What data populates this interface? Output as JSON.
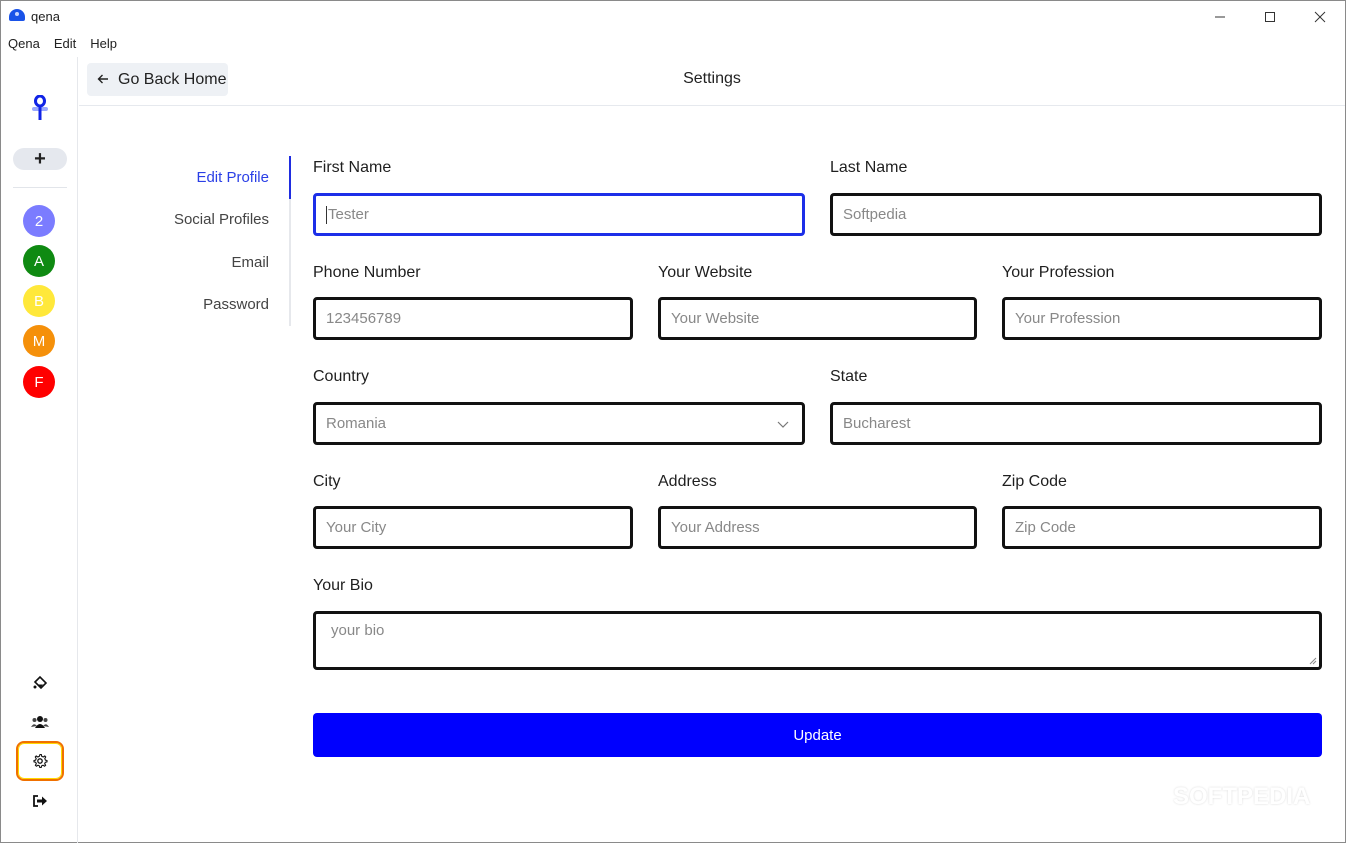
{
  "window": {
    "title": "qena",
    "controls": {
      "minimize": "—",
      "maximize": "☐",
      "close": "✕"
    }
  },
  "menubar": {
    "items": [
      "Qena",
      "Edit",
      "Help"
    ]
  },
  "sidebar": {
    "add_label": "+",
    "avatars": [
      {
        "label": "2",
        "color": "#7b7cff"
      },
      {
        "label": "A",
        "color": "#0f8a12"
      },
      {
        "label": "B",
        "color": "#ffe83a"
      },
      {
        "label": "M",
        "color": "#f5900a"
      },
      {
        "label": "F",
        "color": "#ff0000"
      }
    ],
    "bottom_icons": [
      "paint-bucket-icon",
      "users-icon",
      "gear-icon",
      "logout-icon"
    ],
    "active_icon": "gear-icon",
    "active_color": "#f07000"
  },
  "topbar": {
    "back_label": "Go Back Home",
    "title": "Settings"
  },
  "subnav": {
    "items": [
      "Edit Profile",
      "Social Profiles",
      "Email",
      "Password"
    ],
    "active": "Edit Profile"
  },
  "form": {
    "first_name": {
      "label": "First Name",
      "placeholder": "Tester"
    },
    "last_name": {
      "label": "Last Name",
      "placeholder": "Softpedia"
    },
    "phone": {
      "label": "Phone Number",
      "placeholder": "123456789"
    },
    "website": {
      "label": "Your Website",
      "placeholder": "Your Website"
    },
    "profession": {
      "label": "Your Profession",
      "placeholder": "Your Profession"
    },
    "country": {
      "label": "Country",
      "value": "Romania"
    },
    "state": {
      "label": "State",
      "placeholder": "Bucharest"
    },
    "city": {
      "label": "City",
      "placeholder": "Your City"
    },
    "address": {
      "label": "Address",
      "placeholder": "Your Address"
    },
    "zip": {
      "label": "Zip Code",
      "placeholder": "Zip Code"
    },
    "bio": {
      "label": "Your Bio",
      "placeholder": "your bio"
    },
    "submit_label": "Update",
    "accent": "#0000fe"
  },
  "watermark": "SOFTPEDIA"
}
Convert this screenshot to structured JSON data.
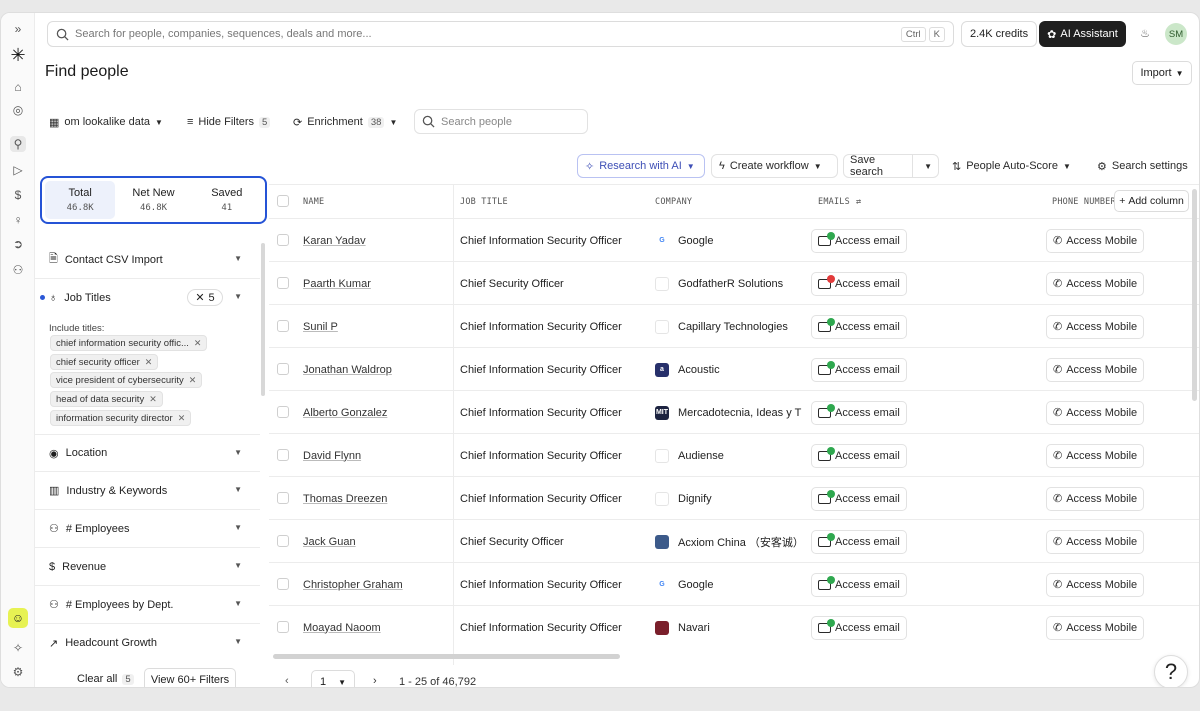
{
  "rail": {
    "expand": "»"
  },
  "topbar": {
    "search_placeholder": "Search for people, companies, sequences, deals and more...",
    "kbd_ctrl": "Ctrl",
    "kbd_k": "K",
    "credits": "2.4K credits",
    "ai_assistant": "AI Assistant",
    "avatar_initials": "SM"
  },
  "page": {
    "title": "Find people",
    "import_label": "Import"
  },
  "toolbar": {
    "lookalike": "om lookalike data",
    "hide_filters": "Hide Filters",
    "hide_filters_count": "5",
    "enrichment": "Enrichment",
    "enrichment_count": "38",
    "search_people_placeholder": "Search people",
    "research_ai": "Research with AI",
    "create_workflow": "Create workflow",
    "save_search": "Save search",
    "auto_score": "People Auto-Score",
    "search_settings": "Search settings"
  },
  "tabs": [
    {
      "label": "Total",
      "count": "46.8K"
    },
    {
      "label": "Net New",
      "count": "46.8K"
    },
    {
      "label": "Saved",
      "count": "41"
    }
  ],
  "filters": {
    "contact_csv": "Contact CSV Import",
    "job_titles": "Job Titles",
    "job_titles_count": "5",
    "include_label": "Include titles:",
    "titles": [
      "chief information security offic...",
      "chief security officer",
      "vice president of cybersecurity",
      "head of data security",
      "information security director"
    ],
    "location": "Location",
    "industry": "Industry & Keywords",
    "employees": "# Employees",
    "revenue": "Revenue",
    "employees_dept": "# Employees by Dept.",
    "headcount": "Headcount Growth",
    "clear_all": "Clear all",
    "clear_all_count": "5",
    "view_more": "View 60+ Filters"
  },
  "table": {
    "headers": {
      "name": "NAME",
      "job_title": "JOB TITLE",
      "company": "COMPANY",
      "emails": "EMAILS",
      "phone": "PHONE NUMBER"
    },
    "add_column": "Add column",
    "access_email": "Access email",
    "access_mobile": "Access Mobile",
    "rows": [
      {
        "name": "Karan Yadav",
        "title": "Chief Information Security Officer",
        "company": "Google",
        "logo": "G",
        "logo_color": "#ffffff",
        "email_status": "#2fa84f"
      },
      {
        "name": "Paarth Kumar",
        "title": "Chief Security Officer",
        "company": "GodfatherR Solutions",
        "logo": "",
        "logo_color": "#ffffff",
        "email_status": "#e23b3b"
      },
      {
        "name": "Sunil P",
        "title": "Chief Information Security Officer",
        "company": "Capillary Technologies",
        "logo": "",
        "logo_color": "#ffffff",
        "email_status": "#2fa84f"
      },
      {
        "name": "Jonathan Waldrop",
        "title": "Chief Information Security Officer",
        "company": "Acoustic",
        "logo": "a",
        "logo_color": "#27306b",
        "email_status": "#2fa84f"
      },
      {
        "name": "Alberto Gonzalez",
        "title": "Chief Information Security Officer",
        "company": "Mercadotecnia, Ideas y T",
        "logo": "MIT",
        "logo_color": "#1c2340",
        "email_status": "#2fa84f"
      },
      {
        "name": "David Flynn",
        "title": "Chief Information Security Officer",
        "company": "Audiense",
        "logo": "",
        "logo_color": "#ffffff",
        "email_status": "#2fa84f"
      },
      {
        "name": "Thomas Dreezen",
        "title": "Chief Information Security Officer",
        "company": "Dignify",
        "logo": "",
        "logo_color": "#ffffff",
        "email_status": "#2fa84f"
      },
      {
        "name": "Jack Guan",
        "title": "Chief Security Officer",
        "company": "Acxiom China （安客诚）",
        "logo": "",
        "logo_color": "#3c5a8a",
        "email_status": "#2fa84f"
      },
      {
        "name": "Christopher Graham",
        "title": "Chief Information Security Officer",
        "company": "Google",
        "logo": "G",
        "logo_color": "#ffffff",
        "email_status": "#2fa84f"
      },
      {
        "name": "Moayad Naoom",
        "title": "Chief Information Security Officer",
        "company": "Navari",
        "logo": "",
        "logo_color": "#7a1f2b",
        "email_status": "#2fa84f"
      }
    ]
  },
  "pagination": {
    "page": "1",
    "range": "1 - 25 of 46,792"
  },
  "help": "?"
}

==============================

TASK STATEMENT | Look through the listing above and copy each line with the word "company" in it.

RESULT OF THIS EXERCISE |
      "company": "COMPANY",
        "company": "Google",
        "company": "GodfatherR Solutions",
        "company": "Capillary Technologies",
        "company": "Acoustic",
        "company": "Mercadotecnia, Ideas y T",
        "company": "Audiense",
        "company": "Dignify",
        "company": "Acxiom China （安客诚）",
        "company": "Google",
        "company": "Navari",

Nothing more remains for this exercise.